-------- RECORDS SUPPLIED

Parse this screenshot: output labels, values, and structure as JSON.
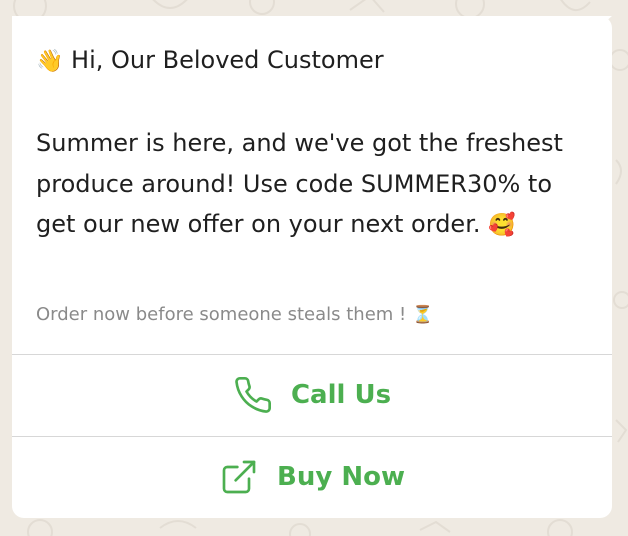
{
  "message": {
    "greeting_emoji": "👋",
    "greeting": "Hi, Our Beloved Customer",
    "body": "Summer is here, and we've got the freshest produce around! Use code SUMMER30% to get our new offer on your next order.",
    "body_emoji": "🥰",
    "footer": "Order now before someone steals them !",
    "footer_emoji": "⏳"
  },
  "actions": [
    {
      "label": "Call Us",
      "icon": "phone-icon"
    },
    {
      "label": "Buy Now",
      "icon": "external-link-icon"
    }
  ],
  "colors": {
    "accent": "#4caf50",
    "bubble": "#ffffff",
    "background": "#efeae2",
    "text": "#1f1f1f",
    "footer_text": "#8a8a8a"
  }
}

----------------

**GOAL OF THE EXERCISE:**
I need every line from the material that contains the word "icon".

**WRITTEN ANSWER:**
      "icon": "phone-icon"
      "icon": "external-link-icon"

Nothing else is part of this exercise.